■ Work request ■
Could you return the data below exactly as it appears?

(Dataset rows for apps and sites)
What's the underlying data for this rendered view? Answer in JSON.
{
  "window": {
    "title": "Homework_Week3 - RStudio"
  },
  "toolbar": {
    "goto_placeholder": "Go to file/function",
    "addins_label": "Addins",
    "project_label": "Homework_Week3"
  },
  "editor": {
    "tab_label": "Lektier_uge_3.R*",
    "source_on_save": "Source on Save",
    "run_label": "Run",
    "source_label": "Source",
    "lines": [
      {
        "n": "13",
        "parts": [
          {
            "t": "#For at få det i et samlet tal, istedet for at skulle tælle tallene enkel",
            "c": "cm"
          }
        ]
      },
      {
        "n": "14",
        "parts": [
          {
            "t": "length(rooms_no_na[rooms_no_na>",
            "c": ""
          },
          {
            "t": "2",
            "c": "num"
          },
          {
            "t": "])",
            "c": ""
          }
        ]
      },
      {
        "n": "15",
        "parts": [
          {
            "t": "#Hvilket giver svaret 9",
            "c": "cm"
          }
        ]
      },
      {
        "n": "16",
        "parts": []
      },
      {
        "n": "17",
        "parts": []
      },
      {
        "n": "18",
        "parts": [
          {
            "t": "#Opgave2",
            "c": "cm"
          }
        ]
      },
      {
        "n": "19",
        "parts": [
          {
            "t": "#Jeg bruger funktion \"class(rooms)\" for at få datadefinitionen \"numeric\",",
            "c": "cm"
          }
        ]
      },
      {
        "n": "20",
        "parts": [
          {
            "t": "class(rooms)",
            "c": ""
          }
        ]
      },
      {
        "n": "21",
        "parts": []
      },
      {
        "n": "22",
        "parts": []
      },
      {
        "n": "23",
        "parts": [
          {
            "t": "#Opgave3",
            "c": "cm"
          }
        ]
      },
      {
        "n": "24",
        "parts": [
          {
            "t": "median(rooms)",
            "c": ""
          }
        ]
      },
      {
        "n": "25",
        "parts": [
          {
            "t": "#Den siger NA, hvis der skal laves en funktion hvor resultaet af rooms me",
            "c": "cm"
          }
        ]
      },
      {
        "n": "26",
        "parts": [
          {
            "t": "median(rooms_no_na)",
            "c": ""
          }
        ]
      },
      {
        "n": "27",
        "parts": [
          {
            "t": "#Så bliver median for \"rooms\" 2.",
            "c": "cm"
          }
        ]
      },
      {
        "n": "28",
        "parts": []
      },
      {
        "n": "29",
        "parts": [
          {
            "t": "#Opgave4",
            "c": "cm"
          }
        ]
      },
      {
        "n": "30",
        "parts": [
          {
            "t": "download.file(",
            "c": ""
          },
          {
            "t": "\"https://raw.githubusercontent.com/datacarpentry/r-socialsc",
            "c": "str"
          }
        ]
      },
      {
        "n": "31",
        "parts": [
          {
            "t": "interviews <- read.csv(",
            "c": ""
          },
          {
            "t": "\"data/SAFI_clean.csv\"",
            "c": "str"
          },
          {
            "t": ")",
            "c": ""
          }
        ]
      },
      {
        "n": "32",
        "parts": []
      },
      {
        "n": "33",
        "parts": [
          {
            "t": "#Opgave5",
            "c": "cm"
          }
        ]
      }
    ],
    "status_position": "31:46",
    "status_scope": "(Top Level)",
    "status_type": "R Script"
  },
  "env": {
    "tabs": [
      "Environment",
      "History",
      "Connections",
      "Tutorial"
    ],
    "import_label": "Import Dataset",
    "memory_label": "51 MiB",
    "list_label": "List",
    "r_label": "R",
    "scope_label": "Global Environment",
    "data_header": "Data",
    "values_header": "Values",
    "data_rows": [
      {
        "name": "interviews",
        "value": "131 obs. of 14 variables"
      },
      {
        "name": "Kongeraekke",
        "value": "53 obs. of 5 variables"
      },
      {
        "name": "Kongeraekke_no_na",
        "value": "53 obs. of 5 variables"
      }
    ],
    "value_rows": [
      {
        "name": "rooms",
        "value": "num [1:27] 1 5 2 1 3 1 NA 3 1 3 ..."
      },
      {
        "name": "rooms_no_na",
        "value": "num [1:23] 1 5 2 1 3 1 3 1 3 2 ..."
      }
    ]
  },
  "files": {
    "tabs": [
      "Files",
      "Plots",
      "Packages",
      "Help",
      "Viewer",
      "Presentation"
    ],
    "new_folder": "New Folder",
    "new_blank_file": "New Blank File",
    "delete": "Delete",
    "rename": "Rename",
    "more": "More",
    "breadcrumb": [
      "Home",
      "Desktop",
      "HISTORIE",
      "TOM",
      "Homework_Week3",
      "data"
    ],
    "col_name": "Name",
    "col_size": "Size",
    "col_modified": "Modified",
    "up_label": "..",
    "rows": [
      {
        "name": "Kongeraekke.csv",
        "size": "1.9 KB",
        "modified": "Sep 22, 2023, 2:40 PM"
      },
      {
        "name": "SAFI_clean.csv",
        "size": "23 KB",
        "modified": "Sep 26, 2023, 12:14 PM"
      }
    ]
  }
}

■ Result of the task ■
What's the underlying data for this rendered view? Answer in JSON.
{
  "window": {
    "title": "Homework_Week3 - RStudio"
  },
  "toolbar": {
    "goto_placeholder": "Go to file/function",
    "addins_label": "Addins",
    "project_label": "Homework_Week3"
  },
  "editor": {
    "tab_label": "Lektier_uge_3.R*",
    "source_on_save": "Source on Save",
    "run_label": "Run",
    "source_label": "Source",
    "lines": [
      {
        "n": "13",
        "parts": [
          {
            "t": "#For at få det i et samlet tal, istedet for at skulle tælle tallene enkel",
            "c": "cm"
          }
        ]
      },
      {
        "n": "14",
        "parts": [
          {
            "t": "length(rooms_no_na[rooms_no_na>",
            "c": ""
          },
          {
            "t": "2",
            "c": "num"
          },
          {
            "t": "])",
            "c": ""
          }
        ]
      },
      {
        "n": "15",
        "parts": [
          {
            "t": "#Hvilket giver svaret 9",
            "c": "cm"
          }
        ]
      },
      {
        "n": "16",
        "parts": []
      },
      {
        "n": "17",
        "parts": []
      },
      {
        "n": "18",
        "parts": [
          {
            "t": "#Opgave2",
            "c": "cm"
          }
        ]
      },
      {
        "n": "19",
        "parts": [
          {
            "t": "#Jeg bruger funktion \"class(rooms)\" for at få datadefinitionen \"numeric\",",
            "c": "cm"
          }
        ]
      },
      {
        "n": "20",
        "parts": [
          {
            "t": "class(rooms)",
            "c": ""
          }
        ]
      },
      {
        "n": "21",
        "parts": []
      },
      {
        "n": "22",
        "parts": []
      },
      {
        "n": "23",
        "parts": [
          {
            "t": "#Opgave3",
            "c": "cm"
          }
        ]
      },
      {
        "n": "24",
        "parts": [
          {
            "t": "median(rooms)",
            "c": ""
          }
        ]
      },
      {
        "n": "25",
        "parts": [
          {
            "t": "#Den siger NA, hvis der skal laves en funktion hvor resultaet af rooms me",
            "c": "cm"
          }
        ]
      },
      {
        "n": "26",
        "parts": [
          {
            "t": "median(rooms_no_na)",
            "c": ""
          }
        ]
      },
      {
        "n": "27",
        "parts": [
          {
            "t": "#Så bliver median for \"rooms\" 2.",
            "c": "cm"
          }
        ]
      },
      {
        "n": "28",
        "parts": []
      },
      {
        "n": "29",
        "parts": [
          {
            "t": "#Opgave4",
            "c": "cm"
          }
        ]
      },
      {
        "n": "30",
        "parts": [
          {
            "t": "download.file(",
            "c": ""
          },
          {
            "t": "\"https://raw.githubusercontent.com/datacarpentry/r-socialsc",
            "c": "str"
          }
        ]
      },
      {
        "n": "31",
        "parts": [
          {
            "t": "interviews <- read.csv(",
            "c": ""
          },
          {
            "t": "\"data/SAFI_clean.csv\"",
            "c": "str"
          },
          {
            "t": ")",
            "c": ""
          }
        ]
      },
      {
        "n": "32",
        "parts": []
      },
      {
        "n": "33",
        "parts": [
          {
            "t": "#Opgave5",
            "c": "cm"
          }
        ]
      }
    ],
    "status_position": "31:46",
    "status_scope": "(Top Level)",
    "status_type": "R Script"
  },
  "env": {
    "tabs": [
      "Environment",
      "History",
      "Connections",
      "Tutorial"
    ],
    "import_label": "Import Dataset",
    "memory_label": "51 MiB",
    "list_label": "List",
    "r_label": "R",
    "scope_label": "Global Environment",
    "data_header": "Data",
    "values_header": "Values",
    "data_rows": [
      {
        "name": "interviews",
        "value": "131 obs. of 14 variables"
      },
      {
        "name": "Kongeraekke",
        "value": "53 obs. of 5 variables"
      },
      {
        "name": "Kongeraekke_no_na",
        "value": "53 obs. of 5 variables"
      }
    ],
    "value_rows": [
      {
        "name": "rooms",
        "value": "num [1:27] 1 5 2 1 3 1 NA 3 1 3 ..."
      },
      {
        "name": "rooms_no_na",
        "value": "num [1:23] 1 5 2 1 3 1 3 1 3 2 ..."
      }
    ]
  },
  "files": {
    "tabs": [
      "Files",
      "Plots",
      "Packages",
      "Help",
      "Viewer",
      "Presentation"
    ],
    "new_folder": "New Folder",
    "new_blank_file": "New Blank File",
    "delete": "Delete",
    "rename": "Rename",
    "more": "More",
    "breadcrumb": [
      "Home",
      "Desktop",
      "HISTORIE",
      "TOM",
      "Homework_Week3",
      "data"
    ],
    "col_name": "Name",
    "col_size": "Size",
    "col_modified": "Modified",
    "up_label": "..",
    "rows": [
      {
        "name": "Kongeraekke.csv",
        "size": "1.9 KB",
        "modified": "Sep 22, 2023, 2:40 PM"
      },
      {
        "name": "SAFI_clean.csv",
        "size": "23 KB",
        "modified": "Sep 26, 2023, 12:14 PM"
      }
    ]
  }
}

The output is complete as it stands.